→ AIM OF THE TASK
Find the line containing "Enumerate this screenshot's", then return it and every line after it through the end of the records, exactly. Leave out pictures.

══ MATERIAL FOR THIS EXERCISE

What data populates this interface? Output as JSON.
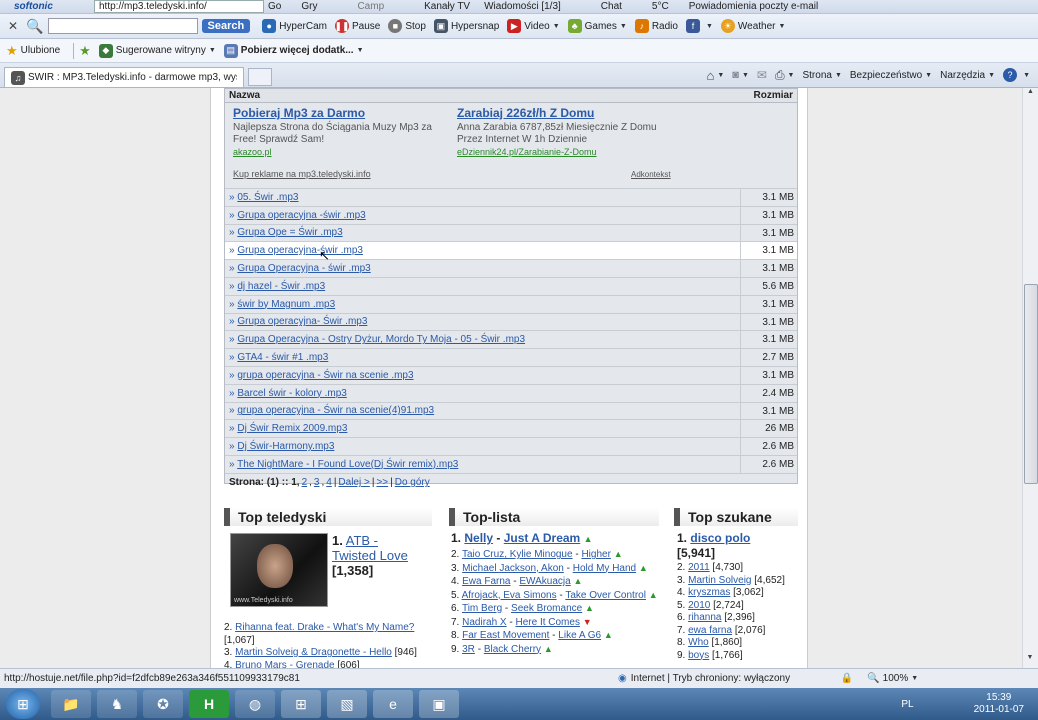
{
  "browser": {
    "topbar": {
      "logo": "softonic",
      "url": "http://mp3.teledyski.info/",
      "go": "Go",
      "gry": "Gry",
      "camp": "Camp",
      "kanaly": "Kanały TV",
      "wiadomosci": "Wiadomości [1/3]",
      "chat": "Chat",
      "temp": "5°C",
      "powiadomienia": "Powiadomienia poczty e-mail"
    },
    "toolbar": {
      "search_label": "Search",
      "hypercam": "HyperCam",
      "pause": "Pause",
      "stop": "Stop",
      "hypersnap": "Hypersnap",
      "video": "Video",
      "games": "Games",
      "radio": "Radio",
      "weather": "Weather"
    },
    "favbar": {
      "ulubione": "Ulubione",
      "sugerowane": "Sugerowane witryny",
      "pobierz": "Pobierz więcej dodatk..."
    },
    "tab": {
      "title": "ŚWIR : MP3.Teledyski.info - darmowe mp3, wysz..."
    },
    "cmdbar": {
      "strona": "Strona",
      "bezpieczenstwo": "Bezpieczeństwo",
      "narzedzia": "Narzędzia"
    }
  },
  "files": {
    "header_name": "Nazwa",
    "header_size": "Rozmiar",
    "ad1": {
      "title": "Pobieraj Mp3 za Darmo",
      "text": "Najlepsza Strona do Ściągania Muzy Mp3 za Free! Sprawdź Sam!",
      "url": "akazoo.pl"
    },
    "ad2": {
      "title": "Zarabiaj 226zł/h Z Domu",
      "text": "Anna Zarabia 6787,85zł Miesięcznie Z Domu Przez Internet W 1h Dziennie",
      "url": "eDziennik24.pl/Zarabianie-Z-Domu"
    },
    "ad_buy": "Kup reklame na mp3.teledyski.info",
    "ad_adkontekst": "Adkontekst",
    "rows": [
      {
        "name": "05. Świr .mp3",
        "size": "3.1 MB"
      },
      {
        "name": "Grupa operacyjna -świr .mp3",
        "size": "3.1 MB"
      },
      {
        "name": "Grupa Ope = Świr .mp3",
        "size": "3.1 MB"
      },
      {
        "name": "Grupa operacyjna-świr .mp3",
        "size": "3.1 MB"
      },
      {
        "name": "Grupa Operacyjna - świr .mp3",
        "size": "3.1 MB"
      },
      {
        "name": "dj hazel - Świr .mp3",
        "size": "5.6 MB"
      },
      {
        "name": "świr by Magnum .mp3",
        "size": "3.1 MB"
      },
      {
        "name": "Grupa operacyjna- Świr .mp3",
        "size": "3.1 MB"
      },
      {
        "name": "Grupa Operacyjna - Ostry Dyżur, Mordo Ty Moja - 05 - Świr .mp3",
        "size": "3.1 MB"
      },
      {
        "name": "GTA4 - świr #1 .mp3",
        "size": "2.7 MB"
      },
      {
        "name": "grupa operacyjna - Świr na scenie .mp3",
        "size": "3.1 MB"
      },
      {
        "name": "Barcel świr - kolory .mp3",
        "size": "2.4 MB"
      },
      {
        "name": "grupa operacyjna - Świr na scenie(4)91.mp3",
        "size": "3.1 MB"
      },
      {
        "name": "Dj Świr Remix 2009.mp3",
        "size": "26 MB"
      },
      {
        "name": "Dj Świr-Harmony.mp3",
        "size": "2.6 MB"
      },
      {
        "name": "The NightMare - I Found Love(Dj Świr remix).mp3",
        "size": "2.6 MB"
      }
    ],
    "pager": {
      "label": "Strona:",
      "current": "(1) :: 1,",
      "p2": "2",
      "p3": "3",
      "p4": "4",
      "sep": "|",
      "next": "Dalej >",
      "last": ">>",
      "top": "Do góry"
    }
  },
  "top_teledyski": {
    "title": "Top teledyski",
    "first": {
      "rank": "1.",
      "artist": "ATB -",
      "song": "Twisted Love",
      "count": "[1,358]",
      "watermark": "www.Teledyski.info"
    },
    "items": [
      {
        "rank": "2.",
        "text": "Rihanna feat. Drake - What's My Name?",
        "count": "[1,067]"
      },
      {
        "rank": "3.",
        "text": "Martin Solveig & Dragonette - Hello",
        "count": "[946]"
      },
      {
        "rank": "4.",
        "text": "Bruno Mars - Grenade",
        "count": "[606]"
      }
    ]
  },
  "top_lista": {
    "title": "Top-lista",
    "first": {
      "rank": "1.",
      "artist": "Nelly",
      "dash": "-",
      "song": "Just A Dream"
    },
    "items": [
      {
        "rank": "2.",
        "artist": "Taio Cruz, Kylie Minogue",
        "song": "Higher",
        "trend": "up"
      },
      {
        "rank": "3.",
        "artist": "Michael Jackson, Akon",
        "song": "Hold My Hand",
        "trend": "up"
      },
      {
        "rank": "4.",
        "artist": "Ewa Farna",
        "song": "EWAkuacja",
        "trend": "up"
      },
      {
        "rank": "5.",
        "artist": "Afrojack, Eva Simons",
        "song": "Take Over Control",
        "trend": "up"
      },
      {
        "rank": "6.",
        "artist": "Tim Berg",
        "song": "Seek Bromance",
        "trend": "up"
      },
      {
        "rank": "7.",
        "artist": "Nadirah X",
        "song": "Here It Comes",
        "trend": "down"
      },
      {
        "rank": "8.",
        "artist": "Far East Movement",
        "song": "Like A G6",
        "trend": "up"
      },
      {
        "rank": "9.",
        "artist": "3R",
        "song": "Black Cherry",
        "trend": "up"
      }
    ]
  },
  "top_szukane": {
    "title": "Top szukane",
    "first": {
      "rank": "1.",
      "term": "disco polo",
      "count": "[5,941]"
    },
    "items": [
      {
        "rank": "2.",
        "term": "2011",
        "count": "[4,730]"
      },
      {
        "rank": "3.",
        "term": "Martin Solveig",
        "count": "[4,652]"
      },
      {
        "rank": "4.",
        "term": "kryszmas",
        "count": "[3,062]"
      },
      {
        "rank": "5.",
        "term": "2010",
        "count": "[2,724]"
      },
      {
        "rank": "6.",
        "term": "rihanna",
        "count": "[2,396]"
      },
      {
        "rank": "7.",
        "term": "ewa farna",
        "count": "[2,076]"
      },
      {
        "rank": "8.",
        "term": "Who",
        "count": "[1,860]"
      },
      {
        "rank": "9.",
        "term": "boys",
        "count": "[1,766]"
      }
    ]
  },
  "status": {
    "url": "http://hostuje.net/file.php?id=f2dfcb89e263a346f551109933179c81",
    "zone": "Internet | Tryb chroniony: wyłączony",
    "zoom": "100%"
  },
  "taskbar": {
    "lang": "PL",
    "time": "15:39",
    "date": "2011-01-07"
  }
}
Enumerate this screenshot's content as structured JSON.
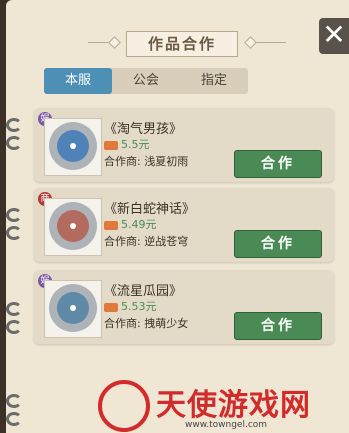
{
  "panel": {
    "title": "作品合作",
    "close_label": "✕"
  },
  "tabs": [
    {
      "label": "本服",
      "active": true
    },
    {
      "label": "公会",
      "active": false
    },
    {
      "label": "指定",
      "active": false
    }
  ],
  "works": [
    {
      "badge": "娱",
      "badge_color": "#7c5aa3",
      "name": "《淘气男孩》",
      "fee": "5.5元",
      "partner_label": "合作商:",
      "partner": "浅夏初雨",
      "action": "合作",
      "disc_color": "#4f83b8"
    },
    {
      "badge": "商",
      "badge_color": "#b53a3a",
      "name": "《新白蛇神话》",
      "fee": "5.49元",
      "partner_label": "合作商:",
      "partner": "逆战苍穹",
      "action": "合作",
      "disc_color": "#b26b5e"
    },
    {
      "badge": "娱",
      "badge_color": "#7c5aa3",
      "name": "《流星瓜园》",
      "fee": "5.53元",
      "partner_label": "合作商:",
      "partner": "拽萌少女",
      "action": "合作",
      "disc_color": "#5e8aa8"
    }
  ],
  "watermark": {
    "text": "天使游戏网",
    "url": "www.towngel.com"
  }
}
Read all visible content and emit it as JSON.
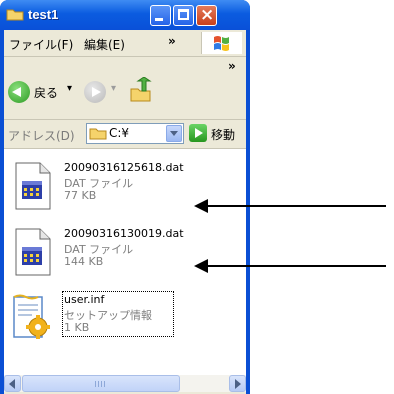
{
  "window": {
    "title": "test1"
  },
  "menubar": {
    "file": "ファイル(F)",
    "edit": "編集(E)",
    "more": "»"
  },
  "toolbar": {
    "back_label": "戻る",
    "back_dropdown": "▾",
    "forward_dropdown": "▾",
    "more": "»"
  },
  "addressbar": {
    "label": "アドレス(D)",
    "value": "C:¥",
    "go_label": "移動"
  },
  "files": [
    {
      "name": "20090316125618.dat",
      "type": "DAT ファイル",
      "size": "77 KB",
      "icon": "dat-file-icon"
    },
    {
      "name": "20090316130019.dat",
      "type": "DAT ファイル",
      "size": "144 KB",
      "icon": "dat-file-icon"
    },
    {
      "name": "user.inf",
      "type": "セットアップ情報",
      "size": "1 KB",
      "icon": "setup-info-icon",
      "selected_focus": true
    }
  ],
  "colors": {
    "titlebar": "#0a50d8",
    "window_bg": "#ece9d8",
    "close_button": "#c9401b",
    "go_button": "#27961f"
  }
}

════

→ TASK ANSWER
Enumerate this screenshot's content as structured JSON.
{
  "panel": {
    "title": "作品合作",
    "close_label": "✕"
  },
  "tabs": [
    {
      "label": "本服",
      "active": true
    },
    {
      "label": "公会",
      "active": false
    },
    {
      "label": "指定",
      "active": false
    }
  ],
  "works": [
    {
      "badge": "娱",
      "badge_color": "#7c5aa3",
      "name": "《淘气男孩》",
      "fee": "5.5元",
      "partner_label": "合作商:",
      "partner": "浅夏初雨",
      "action": "合作",
      "disc_color": "#4f83b8"
    },
    {
      "badge": "商",
      "badge_color": "#b53a3a",
      "name": "《新白蛇神话》",
      "fee": "5.49元",
      "partner_label": "合作商:",
      "partner": "逆战苍穹",
      "action": "合作",
      "disc_color": "#b26b5e"
    },
    {
      "badge": "娱",
      "badge_color": "#7c5aa3",
      "name": "《流星瓜园》",
      "fee": "5.53元",
      "partner_label": "合作商:",
      "partner": "拽萌少女",
      "action": "合作",
      "disc_color": "#5e8aa8"
    }
  ],
  "watermark": {
    "text": "天使游戏网",
    "url": "www.towngel.com"
  }
}
Read all visible content and emit it as JSON.
{
  "window": {
    "title": "test1"
  },
  "menubar": {
    "file": "ファイル(F)",
    "edit": "編集(E)",
    "more": "»"
  },
  "toolbar": {
    "back_label": "戻る",
    "back_dropdown": "▾",
    "forward_dropdown": "▾",
    "more": "»"
  },
  "addressbar": {
    "label": "アドレス(D)",
    "value": "C:¥",
    "go_label": "移動"
  },
  "files": [
    {
      "name": "20090316125618.dat",
      "type": "DAT ファイル",
      "size": "77 KB",
      "icon": "dat-file-icon"
    },
    {
      "name": "20090316130019.dat",
      "type": "DAT ファイル",
      "size": "144 KB",
      "icon": "dat-file-icon"
    },
    {
      "name": "user.inf",
      "type": "セットアップ情報",
      "size": "1 KB",
      "icon": "setup-info-icon",
      "selected_focus": true
    }
  ],
  "colors": {
    "titlebar": "#0a50d8",
    "window_bg": "#ece9d8",
    "close_button": "#c9401b",
    "go_button": "#27961f"
  }
}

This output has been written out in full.